Join Edwin Gentzler, Julie Hayes & Maria Tymoczko in celebrating the publication of their new books on translation!   Gentzler's new book, Translation & Identity in the Americas shows that translation is one of the primary means by which a culture is constructed: translation in the Americas is less something that happens between separate & distinct cultures and more something that is capable of establishing those very cultures.   Using a variety of texts and addressing minority and oppressed groups within cultures, Gentzler highlights by example the cultural role translation policies play in a discriminatory process: the consequences of which can be social marginalization, loss of identity & psychological trauma.   Hayes' Translation, Subjectivity & Culture in France & England, 1600-1800 examines the evolution of neoclassical translation theory from its origins among the first generation of French Academicians to its subsequent importation to England by royalist exiles, its development under the influence of such translator-critics as John Dryden & Anne Dacier, & its evolution in response to the philosophical and political ideas of the Enlightenment.   And Maria Tymoczko's new book, Enlarging Translation, Empowering Translators calls for radical inclusionary approaches to translation, including a greater internationalization of the field.   The book investigates the implications of the expanding but open definition of translation, as well as the empowerment & agency of the translator.   Tymoczko is Professor of Comparative Literature at the University of Massachusetts.   Gentzler is Professor of Comparative Literature & Director of the Translation Center at the University of Massachusetts, & Hayes is Professor of French & Chair of Languages, Literatures, & Cultures at the University of Massachusetts.
  • Thursday, December 25th at 3:00 P.M. (3rd Annual Robert Walser Memorial Reading)
The Swiss writer Robert Walser died 50 years ago on this day.   Walser (1878-1956) left school at fourteen & led a wandering, precarious existence while producing poems, essays, stories, & novels.   In 1933 he entered an insane asylum—he remained there for the rest of his life—& quit writing.   “I am not here to write,” he said, “ but to be mad.”   He went for a walk on the 25th of December of 1956 & was found, dead of a heart attack, in a field of snow near the asylum.   Books in translation include, Robber, Jakob Von Gunten, & Selected Stories.   For more information, see the Wikipedia article.

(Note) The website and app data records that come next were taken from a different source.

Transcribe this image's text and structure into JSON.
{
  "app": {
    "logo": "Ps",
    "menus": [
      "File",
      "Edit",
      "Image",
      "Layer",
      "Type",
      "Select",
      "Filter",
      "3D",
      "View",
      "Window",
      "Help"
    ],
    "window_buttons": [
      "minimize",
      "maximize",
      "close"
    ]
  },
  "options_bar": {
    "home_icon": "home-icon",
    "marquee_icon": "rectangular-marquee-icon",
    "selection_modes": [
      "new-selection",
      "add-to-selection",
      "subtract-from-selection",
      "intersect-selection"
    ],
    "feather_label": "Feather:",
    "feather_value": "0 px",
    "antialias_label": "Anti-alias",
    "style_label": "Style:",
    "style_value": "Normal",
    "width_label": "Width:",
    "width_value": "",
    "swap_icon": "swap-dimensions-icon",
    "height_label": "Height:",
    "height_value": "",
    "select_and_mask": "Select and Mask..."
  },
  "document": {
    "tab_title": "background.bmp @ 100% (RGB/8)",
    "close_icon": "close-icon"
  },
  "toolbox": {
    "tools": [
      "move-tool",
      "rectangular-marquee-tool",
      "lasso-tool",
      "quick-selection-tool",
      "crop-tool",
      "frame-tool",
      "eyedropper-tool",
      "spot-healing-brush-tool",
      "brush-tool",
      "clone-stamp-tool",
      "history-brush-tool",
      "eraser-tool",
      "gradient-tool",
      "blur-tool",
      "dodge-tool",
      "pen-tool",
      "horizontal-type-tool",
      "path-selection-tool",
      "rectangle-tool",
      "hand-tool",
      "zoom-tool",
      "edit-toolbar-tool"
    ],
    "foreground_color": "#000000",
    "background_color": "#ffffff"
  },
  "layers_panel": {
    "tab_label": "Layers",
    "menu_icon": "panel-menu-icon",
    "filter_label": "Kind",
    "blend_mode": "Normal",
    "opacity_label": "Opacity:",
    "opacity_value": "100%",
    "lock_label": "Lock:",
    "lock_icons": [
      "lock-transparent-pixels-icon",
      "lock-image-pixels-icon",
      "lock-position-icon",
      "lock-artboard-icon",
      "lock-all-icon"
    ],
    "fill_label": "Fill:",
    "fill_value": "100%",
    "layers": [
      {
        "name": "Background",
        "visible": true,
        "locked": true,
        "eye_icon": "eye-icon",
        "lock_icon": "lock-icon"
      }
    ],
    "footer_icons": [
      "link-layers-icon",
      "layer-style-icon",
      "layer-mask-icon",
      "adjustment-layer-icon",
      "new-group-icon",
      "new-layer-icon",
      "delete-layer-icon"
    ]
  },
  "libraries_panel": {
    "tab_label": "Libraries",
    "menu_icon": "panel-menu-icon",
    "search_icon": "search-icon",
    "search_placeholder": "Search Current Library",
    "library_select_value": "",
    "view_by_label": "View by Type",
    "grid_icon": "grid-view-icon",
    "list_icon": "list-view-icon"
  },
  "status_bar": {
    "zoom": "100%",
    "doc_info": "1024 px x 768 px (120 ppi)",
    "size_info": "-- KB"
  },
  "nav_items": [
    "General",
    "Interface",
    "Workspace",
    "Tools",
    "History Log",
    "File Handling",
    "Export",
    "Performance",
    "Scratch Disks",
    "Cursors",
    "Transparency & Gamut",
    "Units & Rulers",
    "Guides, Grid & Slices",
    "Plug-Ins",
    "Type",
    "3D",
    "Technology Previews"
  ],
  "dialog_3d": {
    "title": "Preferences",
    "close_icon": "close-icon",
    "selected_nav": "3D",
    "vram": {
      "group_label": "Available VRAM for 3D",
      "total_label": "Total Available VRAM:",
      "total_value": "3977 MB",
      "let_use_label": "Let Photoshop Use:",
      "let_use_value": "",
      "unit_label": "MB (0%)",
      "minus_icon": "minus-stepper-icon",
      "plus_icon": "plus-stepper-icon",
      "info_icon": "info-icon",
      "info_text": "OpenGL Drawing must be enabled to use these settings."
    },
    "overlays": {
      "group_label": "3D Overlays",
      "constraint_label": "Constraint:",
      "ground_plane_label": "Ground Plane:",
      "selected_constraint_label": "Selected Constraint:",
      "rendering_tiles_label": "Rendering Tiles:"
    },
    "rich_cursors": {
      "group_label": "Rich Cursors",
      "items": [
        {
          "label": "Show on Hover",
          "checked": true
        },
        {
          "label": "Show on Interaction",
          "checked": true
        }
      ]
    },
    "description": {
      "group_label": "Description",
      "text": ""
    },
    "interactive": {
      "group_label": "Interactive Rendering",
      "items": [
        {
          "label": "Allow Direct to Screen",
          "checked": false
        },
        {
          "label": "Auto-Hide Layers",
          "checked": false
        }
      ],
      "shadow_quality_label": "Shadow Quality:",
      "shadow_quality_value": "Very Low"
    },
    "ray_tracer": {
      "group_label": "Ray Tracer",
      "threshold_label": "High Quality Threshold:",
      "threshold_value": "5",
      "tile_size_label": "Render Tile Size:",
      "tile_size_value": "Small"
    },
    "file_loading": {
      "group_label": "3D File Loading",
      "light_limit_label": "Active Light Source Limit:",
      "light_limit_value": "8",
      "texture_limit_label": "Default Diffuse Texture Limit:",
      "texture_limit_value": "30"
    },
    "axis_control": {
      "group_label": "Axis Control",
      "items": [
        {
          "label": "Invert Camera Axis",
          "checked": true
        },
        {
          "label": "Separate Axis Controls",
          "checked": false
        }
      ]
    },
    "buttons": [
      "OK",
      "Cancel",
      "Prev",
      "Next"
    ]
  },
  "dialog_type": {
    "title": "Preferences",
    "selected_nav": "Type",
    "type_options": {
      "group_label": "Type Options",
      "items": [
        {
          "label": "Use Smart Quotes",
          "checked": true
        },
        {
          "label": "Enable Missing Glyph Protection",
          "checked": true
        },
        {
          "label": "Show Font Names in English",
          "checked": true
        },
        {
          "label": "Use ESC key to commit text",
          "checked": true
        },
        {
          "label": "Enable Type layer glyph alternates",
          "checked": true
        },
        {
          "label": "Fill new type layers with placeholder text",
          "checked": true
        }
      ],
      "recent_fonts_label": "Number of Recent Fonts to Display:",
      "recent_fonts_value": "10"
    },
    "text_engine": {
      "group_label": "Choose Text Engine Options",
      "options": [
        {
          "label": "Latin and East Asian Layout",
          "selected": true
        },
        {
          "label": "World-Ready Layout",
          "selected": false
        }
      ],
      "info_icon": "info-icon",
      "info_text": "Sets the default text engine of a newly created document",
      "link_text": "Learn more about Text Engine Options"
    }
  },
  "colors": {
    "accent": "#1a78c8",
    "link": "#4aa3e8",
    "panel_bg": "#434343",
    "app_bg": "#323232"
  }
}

Besides basilopita (Greek New Year's bread), there will be wine, seltzer, sweet & spiced things to be enjoyed while

—Lewis Freedman reads from The Robber
—Nathaniel Otting reads ”Do You Know Meier?“

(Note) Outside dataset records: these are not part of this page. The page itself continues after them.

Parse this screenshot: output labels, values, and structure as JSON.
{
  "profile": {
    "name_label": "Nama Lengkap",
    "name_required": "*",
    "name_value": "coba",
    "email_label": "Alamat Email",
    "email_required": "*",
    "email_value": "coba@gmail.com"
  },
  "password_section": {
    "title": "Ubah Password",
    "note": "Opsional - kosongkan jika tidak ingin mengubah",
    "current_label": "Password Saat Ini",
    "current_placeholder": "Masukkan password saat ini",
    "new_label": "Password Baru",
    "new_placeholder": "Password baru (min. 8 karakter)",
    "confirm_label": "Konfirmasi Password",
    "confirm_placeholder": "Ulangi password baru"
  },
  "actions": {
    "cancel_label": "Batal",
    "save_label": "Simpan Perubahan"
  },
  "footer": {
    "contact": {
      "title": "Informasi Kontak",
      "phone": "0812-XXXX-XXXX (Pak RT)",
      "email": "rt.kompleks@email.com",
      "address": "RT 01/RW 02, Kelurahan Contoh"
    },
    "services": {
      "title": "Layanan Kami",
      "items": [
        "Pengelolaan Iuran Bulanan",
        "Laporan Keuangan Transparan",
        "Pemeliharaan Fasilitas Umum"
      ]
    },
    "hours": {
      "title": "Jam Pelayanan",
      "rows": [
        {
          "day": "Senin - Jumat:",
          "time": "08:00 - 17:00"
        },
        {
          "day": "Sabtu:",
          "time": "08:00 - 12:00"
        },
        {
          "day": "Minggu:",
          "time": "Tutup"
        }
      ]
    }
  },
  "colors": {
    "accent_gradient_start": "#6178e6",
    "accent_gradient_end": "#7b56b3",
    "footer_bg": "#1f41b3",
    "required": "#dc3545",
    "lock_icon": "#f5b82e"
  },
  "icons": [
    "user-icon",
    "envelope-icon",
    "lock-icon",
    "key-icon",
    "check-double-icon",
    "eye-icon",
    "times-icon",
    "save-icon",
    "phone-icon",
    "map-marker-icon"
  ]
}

—Emily Toder & Nat Herold read from Toder's translation of the opening scene (set in a bookstore!) of Els Germans Tanner, the Catalan translation of Geschwister Tanner, Walser's first novel, coming this Spring, as The Tanners (New Directions), in Susan Bernofsky's new translation...

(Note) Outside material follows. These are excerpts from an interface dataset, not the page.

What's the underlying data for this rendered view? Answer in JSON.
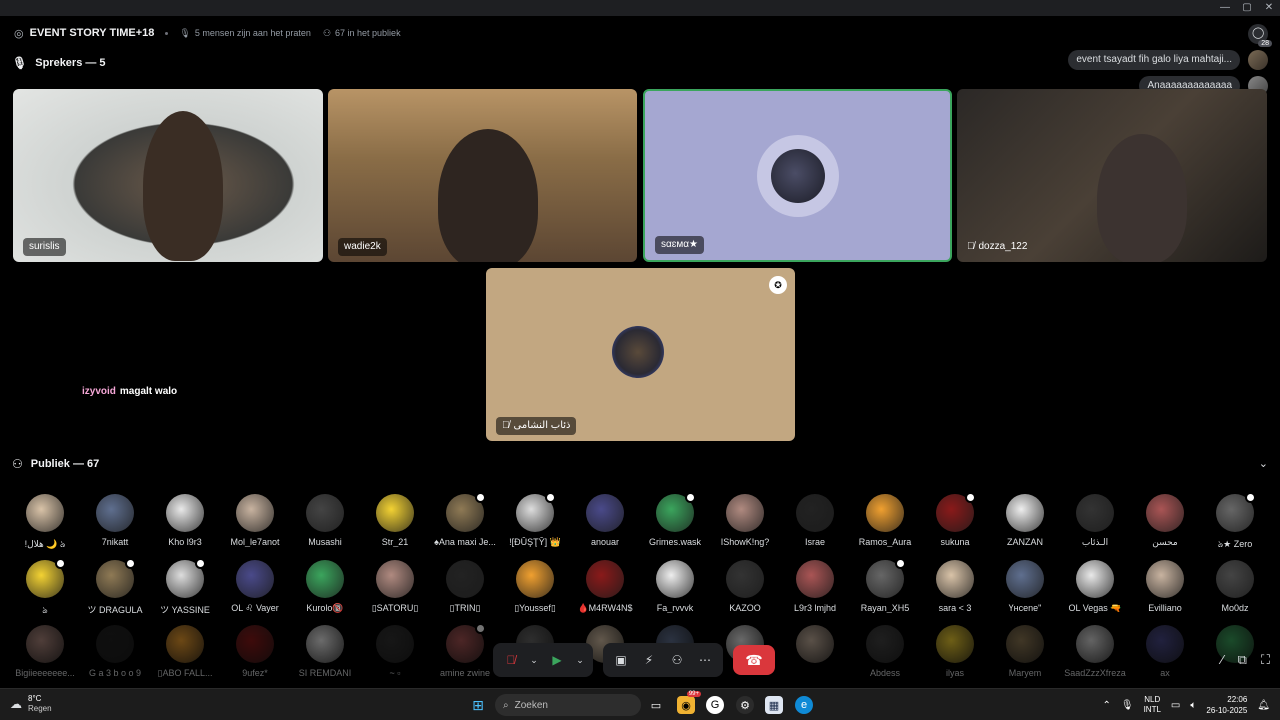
{
  "header": {
    "title": "EVENT STORY TIME+18",
    "speaking": "5 mensen zijn aan het praten",
    "audience_count": "67 in het publiek",
    "inbox_badge": "28"
  },
  "speakers": {
    "title": "Sprekers — 5",
    "tiles": [
      {
        "name": "surislis",
        "muted": false
      },
      {
        "name": "wadie2k",
        "muted": false
      },
      {
        "name": "sαɛмα★",
        "muted": false
      },
      {
        "name": "dozza_122",
        "muted": true
      },
      {
        "name": "ذئاب النشامى",
        "muted": true
      }
    ]
  },
  "floating_messages": [
    {
      "text": "event tsayadt fih galo liya mahtaji..."
    },
    {
      "text": "Anaaaaaaaaaaaaa"
    }
  ],
  "reaction_emoji": "😂",
  "inline_chat": {
    "user": "izyvoid",
    "message": "magalt walo"
  },
  "audience": {
    "title": "Publiek — 67",
    "rows": [
      [
        "!هلال 🌙 ঌ",
        "7nikatt",
        "Kho l9r3",
        "Mol_le7anot",
        "Musashi",
        "Str_21",
        "♠Ana maxi Je...",
        "![ĐŪŞŢŶ] 👑",
        "anouar",
        "Grimes.wask",
        "IShowK!ng?",
        "Israe",
        "Ramos_Aura",
        "sukuna",
        "ZANZAN",
        "الـذئاب",
        "محسن",
        "ঌ★ Zero"
      ],
      [
        "ঌ",
        "ツ DRAGULA",
        "ツ YASSINE",
        "OL ♌ Vayer",
        "Kurolo🔞",
        "▯SATORU▯",
        "▯TRIN▯",
        "▯Youssef▯",
        "🩸M4RW4N$",
        "Fa_rvvvk",
        "KAZOO",
        "L9r3 lmjhd",
        "Rayan_XH5",
        "sara < 3",
        "Үнcene\"",
        "OL Vegas 🔫",
        "Evilliano",
        "Mo0dz"
      ],
      [
        "Bigiieeeeeee...",
        "G a 3 b o o 9",
        "▯ABO FALL...",
        "9ufez*",
        "SI REMDANI",
        "~ ▫",
        "amine zwine",
        "",
        "",
        "",
        "",
        "",
        "Abdess",
        "ilyas",
        "Maryem",
        "SaadZzzXfreza",
        "ax",
        ""
      ]
    ]
  },
  "controls": {
    "mute": "microphone-muted",
    "camera": "camera",
    "share": "screen-share",
    "activity": "activities",
    "more": "more-options",
    "hangup": "disconnect"
  },
  "taskbar": {
    "weather_temp": "8°C",
    "weather_desc": "Regen",
    "search_placeholder": "Zoeken",
    "discord_badge": "99+",
    "lang1": "NLD",
    "lang2": "INTL",
    "time": "22:06",
    "date": "26-10-2025"
  },
  "colors": {
    "accent_green": "#3ba55d",
    "hangup_red": "#da373c",
    "username_pink": "#f7a8d8"
  }
}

—encores involving anyone else who wants to read Walser (a selection of unpublished & published work will be on hand) &, if a quorum is present, a sampling from the Robert Walser Society of Western Massachusetts, whose Minutes will be published in January.   For more about the society & the Reading of the Minutes on January 25th, please visit walserco.wordpress.com.

Last updated 22 November, 2008Site MapWant to have an event?